I applaud Orly for this excellent contribution. There is much to praise and much to comment on. I was particularly attracted to the interdisciplinary perspective of the book and its heavy reliance on and reporting of studies in economics, psychology, and other literatures—including but not limited to Orly’s original research. The book provides an excellent discussion of various dimensions of innovation studies. It also provides compelling descriptions of many different real world contexts where the lessons from the academic studies play out on the ground. The combination is quite amazing. I also think it is quite important that she focused attention on people, and the human, social and intellectual capital that actually drives innovation across sectors. Too often, innovation studies lose sight of the actual people involved. Orly’s book covers so much ground and connects with various topics I’m also interested in. It is difficult for me to pick a particular topic of theme to comment on in this blog post. (I’m tempted, for example, to push her to say more about technology transfer offices at universities and how they’ve evolved over time in terms of their approach to control. I also would like to hear *much* more about the application of commons governance ideas.) Instead, I’ll say something about the broad ambition of the book.
Orly presents the book as new wisdom – a “dynamic model” — to challenge conventional wisdom – the “orthodox model” – about the necessity of strict control over talented employees, ideas, and various other complementary resources that drive creative and innovative progress and economic growth. I think the book does a wonderful job of pointing out the many ways in which theoretical and empirical work across many fields of inquiry combine to challenge if not completely undermine the conventional wisdom. Controls on the flow of ideas and employees often backfire and are costly to the firm and the public. Orly describes very well the substantial benefits – benefits all too often ignored or assumed away – in sustaining the freedom to operate, to move, to experiment, to tinker, and so on. She effectively makes the case for a much more nuanced approach to thinking about innovation and the various ways in which freedom (to operate, to move, to think, to experiment, to ride, etc.) impact innovation and social welfare more generally.
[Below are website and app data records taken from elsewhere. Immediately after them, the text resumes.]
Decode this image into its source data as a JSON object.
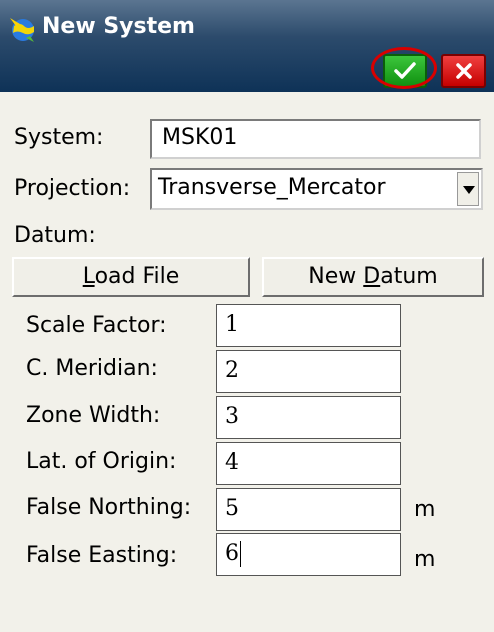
{
  "window": {
    "title": "New System"
  },
  "actions": {
    "ok_icon": "checkmark-icon",
    "cancel_icon": "close-icon"
  },
  "form": {
    "system_label": "System:",
    "system_value": "MSK01",
    "projection_label": "Projection:",
    "projection_value": "Transverse_Mercator",
    "datum_label": "Datum:",
    "load_file_pre": "",
    "load_file_u": "L",
    "load_file_post": "oad File",
    "new_datum_pre": "New ",
    "new_datum_u": "D",
    "new_datum_post": "atum"
  },
  "params": [
    {
      "label": "Scale Factor:",
      "value": "1",
      "unit": ""
    },
    {
      "label": "C. Meridian:",
      "value": "2",
      "unit": ""
    },
    {
      "label": "Zone Width:",
      "value": "3",
      "unit": ""
    },
    {
      "label": "Lat. of Origin:",
      "value": "4",
      "unit": ""
    },
    {
      "label": "False Northing:",
      "value": "5",
      "unit": "m"
    },
    {
      "label": "False Easting:",
      "value": "6",
      "unit": "m"
    }
  ],
  "colors": {
    "titlebar": "#0e3257",
    "ok": "#1aa81a",
    "cancel": "#d40000",
    "highlight": "#d80000",
    "background": "#f2f1ea"
  }
}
That said, I don’t think the book supplies a fully formed alternative vision, theory or model about what degree of control/freedom may be needed to sustain innovation. The Goldilocks nature of the problem, which Orly describes, surfaces throughout, and it is hard to know where or how to strike the right balances as a matter of public policy (law) and private strategy (corporate practice). The book at times seems to suggest that it will offer a solution or that the solution might be absolute freedom / no control. But that is not really what the book ends up saying, as I understand it. In the end, we remain stuck with the problem of nuance and variety and context- or industry-specific balancing. Frankly, I don’t think this is a bad result at all; it’s probably where we need to be if we’re basing our judgments in reality.
For some reason, I was surprised when the book ended. I wanted more. I expected more. In a sense, this is a good thing because the book provoked me to think about and look for more. But I wonder whether the final part of the book could have tied the themes together a bit more tightly and at least proposed a research agenda for developing a more nuanced approach to innovation. Many of the pieces of the puzzle are in Orly’s book. But the puzzle remains incomplete.